The power of digital technology makes it easier than ever to track the success of digitization efforts. The consumer is the boss. You ask for consumer data, consumer behavior, consumer location, what the consumer purchases, consumer frequency. All that data should be available. If not, you are behind. Assess whether those things are improving or declining. Which way is it going?
There is your own data, which may be constrained by privacy concerns. But there is also publicly available data, because consumers talk in social media, they tell you what is happening. This is more important than just looking at revenues in a boardroom presentation and seeing how the numbers compared with the past quarter. Those are results. But you need to understand the causes. And the cause is the consumer—that’s how you see how you’re doing compared to your plan and the competition and where you need to go.
To know if the organization is digitizing fast enough, the board needs to visit the people who are actually working on it. Go to the third and fourth layer of the company. If you have six board meetings a year, each board meeting you visit the teams and team leaders in the third layer. And so you get to know what’s happening. The whole board can go, or you can pair into two or three directors at a time, and spend a day. This way, you will see firsthand, unfiltered. That’s one of the best ways.
A second way is to have people come in to every board meeting and make presentations of what they are doing.
The third way is to have the board divide into subcommittees, and pick one business at a time to not only meet the internal people but also actually meet consumers, so that they see the connection and learn what’s happening. In the future, the CEO and the top team could arrange what I would call an exhibition. When the board meets, directors would spend an hour or so in this exhibition to see: What are these new apps, for what, what’s happening, who does it, etc. So this way, it’s a continuous operation of what’s happening in the area and the company.

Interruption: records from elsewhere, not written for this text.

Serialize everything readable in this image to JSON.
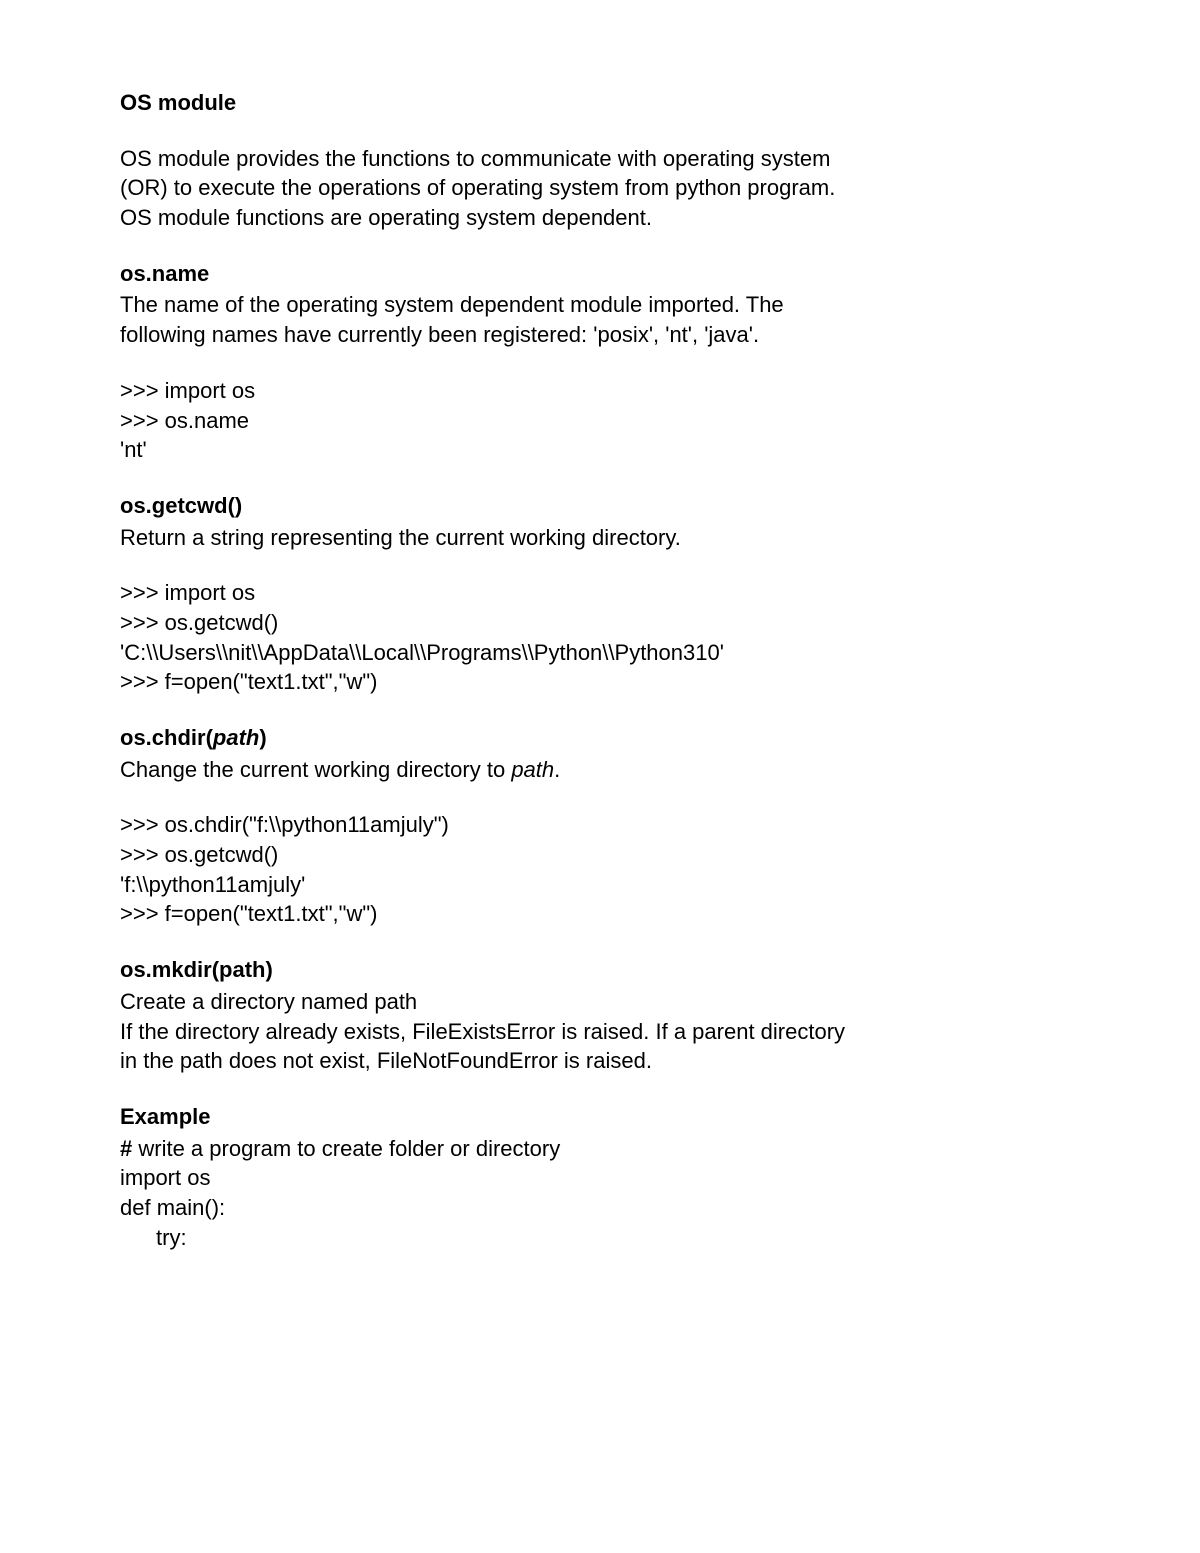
{
  "title": "OS module",
  "intro": {
    "l1": "OS module provides the functions to communicate with operating system",
    "l2": "(OR) to execute the operations of operating system from python program.",
    "l3": "OS module functions are operating system dependent."
  },
  "osname": {
    "heading": "os.name",
    "desc1": "The name of the operating system dependent module imported. The",
    "desc2": "following names have currently been registered: 'posix', 'nt', 'java'.",
    "code": {
      "l1": ">>> import os",
      "l2": ">>> os.name",
      "l3": "'nt'"
    }
  },
  "getcwd": {
    "heading": "os.getcwd()",
    "desc": "Return a string representing the current working directory.",
    "code": {
      "l1": ">>> import os",
      "l2": ">>> os.getcwd()",
      "l3": "'C:\\\\Users\\\\nit\\\\AppData\\\\Local\\\\Programs\\\\Python\\\\Python310'",
      "l4": ">>> f=open(\"text1.txt\",\"w\")"
    }
  },
  "chdir": {
    "heading_pre": "os.chdir(",
    "heading_arg": "path",
    "heading_post": ")",
    "desc_pre": "Change the current working directory to ",
    "desc_arg": "path",
    "desc_post": ".",
    "code": {
      "l1": ">>> os.chdir(\"f:\\\\python11amjuly\")",
      "l2": ">>> os.getcwd()",
      "l3": "'f:\\\\python11amjuly'",
      "l4": ">>> f=open(\"text1.txt\",\"w\")"
    }
  },
  "mkdir": {
    "heading": "os.mkdir(path)",
    "desc1": "Create a directory named path",
    "desc2": "If the directory already exists, FileExistsError is raised. If a parent directory",
    "desc3": "in the path does not exist, FileNotFoundError is raised."
  },
  "example": {
    "heading": "Example",
    "comment_hash": "# ",
    "comment_text": "write a program to create folder or directory",
    "l2": "import os",
    "l3": "def main():",
    "l4": "try:"
  }
}
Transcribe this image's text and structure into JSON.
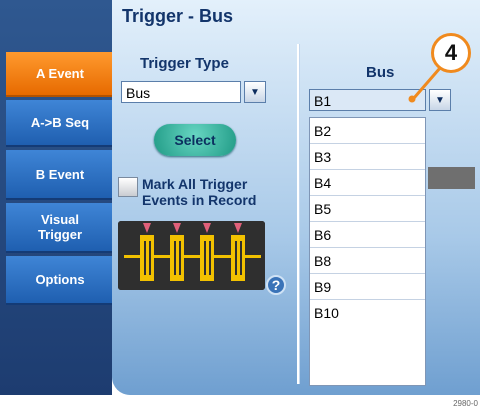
{
  "panel": {
    "title": "Trigger - Bus"
  },
  "nav": [
    {
      "label": "A Event",
      "active": true
    },
    {
      "label": "A->B Seq",
      "active": false
    },
    {
      "label": "B Event",
      "active": false
    },
    {
      "label": "Visual\nTrigger",
      "active": false
    },
    {
      "label": "Options",
      "active": false
    }
  ],
  "trigger_type": {
    "label": "Trigger Type",
    "value": "Bus",
    "select_button": "Select",
    "mark_all_label": "Mark All Trigger Events in Record"
  },
  "bus": {
    "label": "Bus",
    "selected": "B1",
    "options": [
      "B1",
      "B2",
      "B3",
      "B4",
      "B5",
      "B6",
      "B8",
      "B9",
      "B10"
    ]
  },
  "callout": {
    "number": "4"
  },
  "figure_code": "2980-0",
  "colors": {
    "active_tab": "#f08a1e",
    "tab": "#2f78cc",
    "panel": "#a8c9e8"
  }
}
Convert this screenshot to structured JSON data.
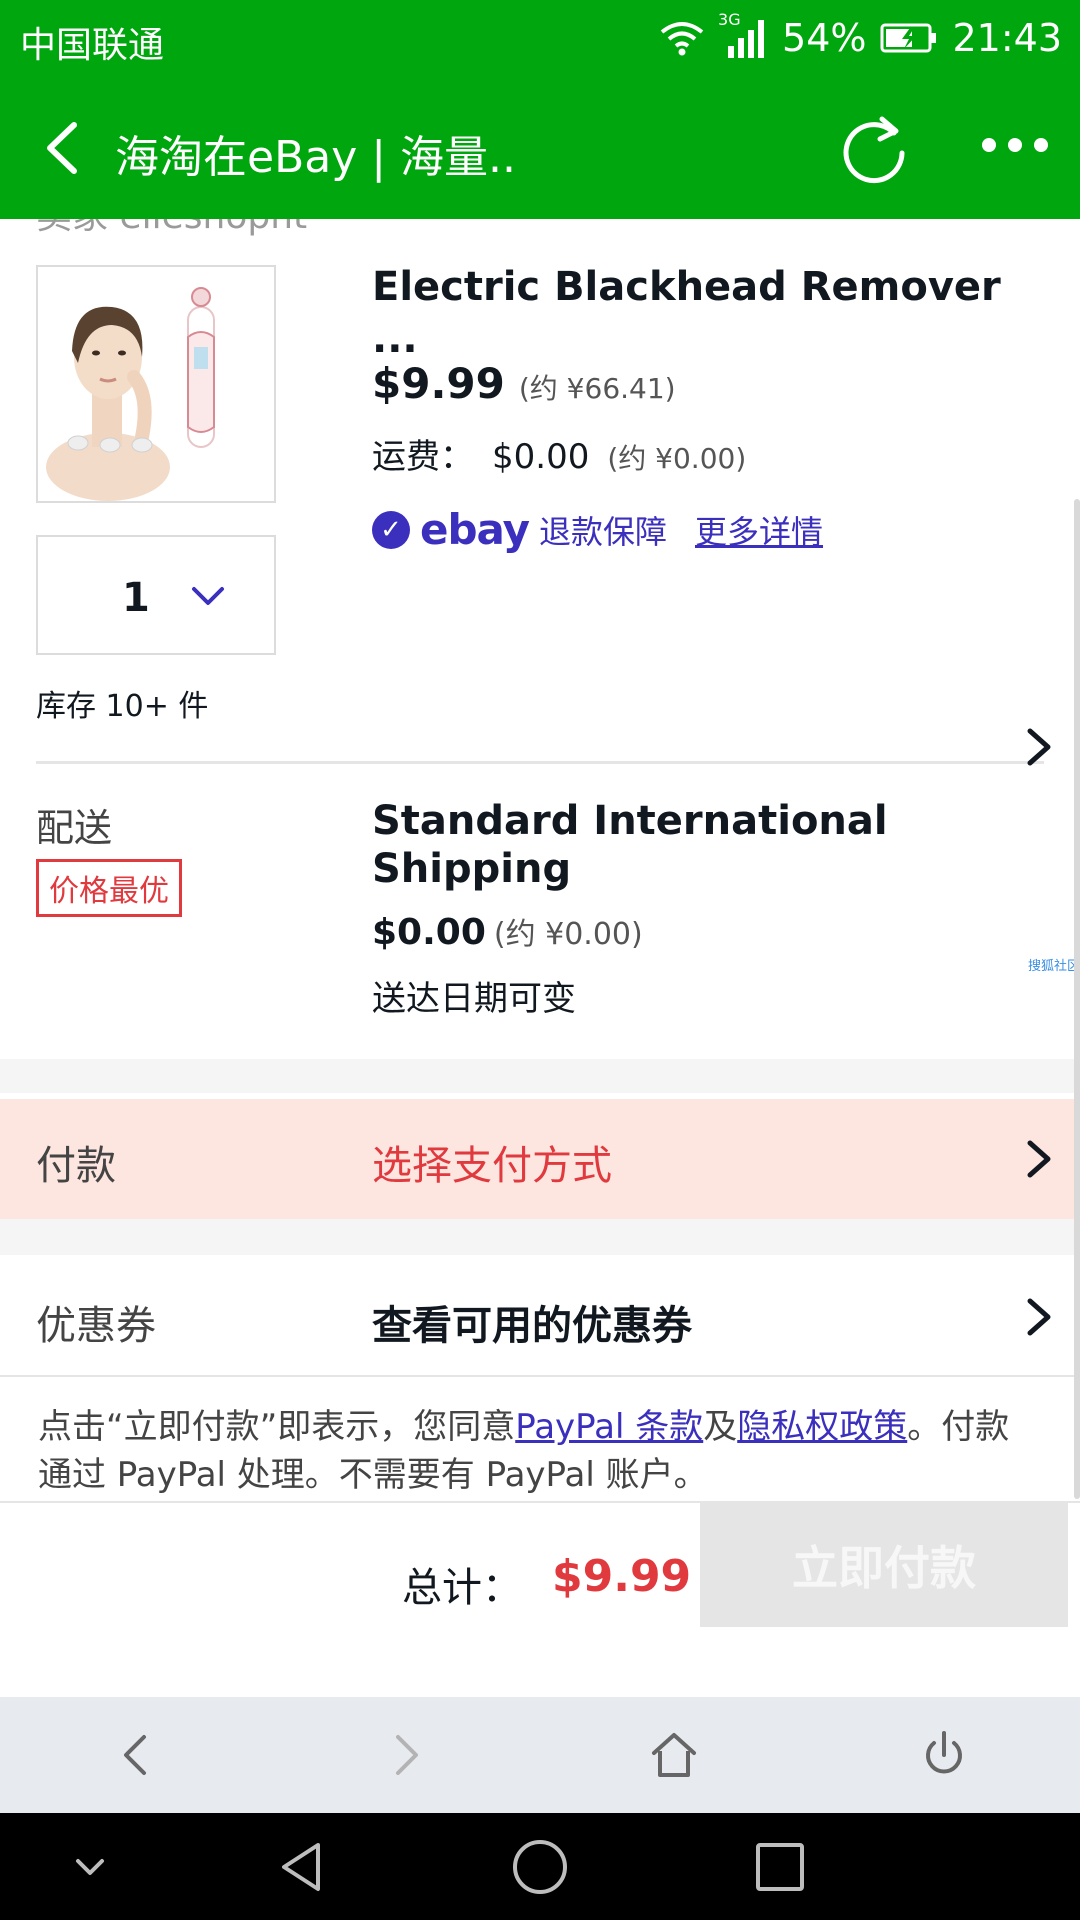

The last way is for the board to ask for a report every quarter of how the money is being spent, and the failure rate, because a good failure rate is a good sign. This is a technology that can’t be perfected. You try some things; you see some things are not working well; you ditch those things. Because failure here is the best method of learning how your platform is being developed.
Boards must come to terms with the fact that they have bosses. One boss is the consumer. Your CEO and the top team also have to understand that the consumer is boss.
But now, you also have other bosses. These are the activists and institutional investors. They’re going to hold you accountable. They will work against you if you’re not performing. They have made individual directors pointedly infamous for not meeting their responsibilities.
A strong leader will make sure the board has these discussions in executive session and digs into those points that may cause real provocation.
It is now very serious that the board take the view and mindset of ownership.
Without that, new directors will come in. Not long ago, nobody imagined that GE would be almost forced to have an active shareholder on the board because the board was not meeting expectations.
The good news: When it comes to digital transformation, there are only 10 or so companies really driving this change right now. Most other companies undergoing digital transformation are in the very early stages. So the opportunity to be out front still exists. You have time to be a disruptor, be a creator.
Think like Amazon. Imagine a market that is 100x. If you fire up your imagination, you can see that this is a once-in-a-lifetime chance to build a really big company, a place that attracts the world’s best talent and creates great shareholder value. Or you can do nothing and let the opposite happen. The time to act is now.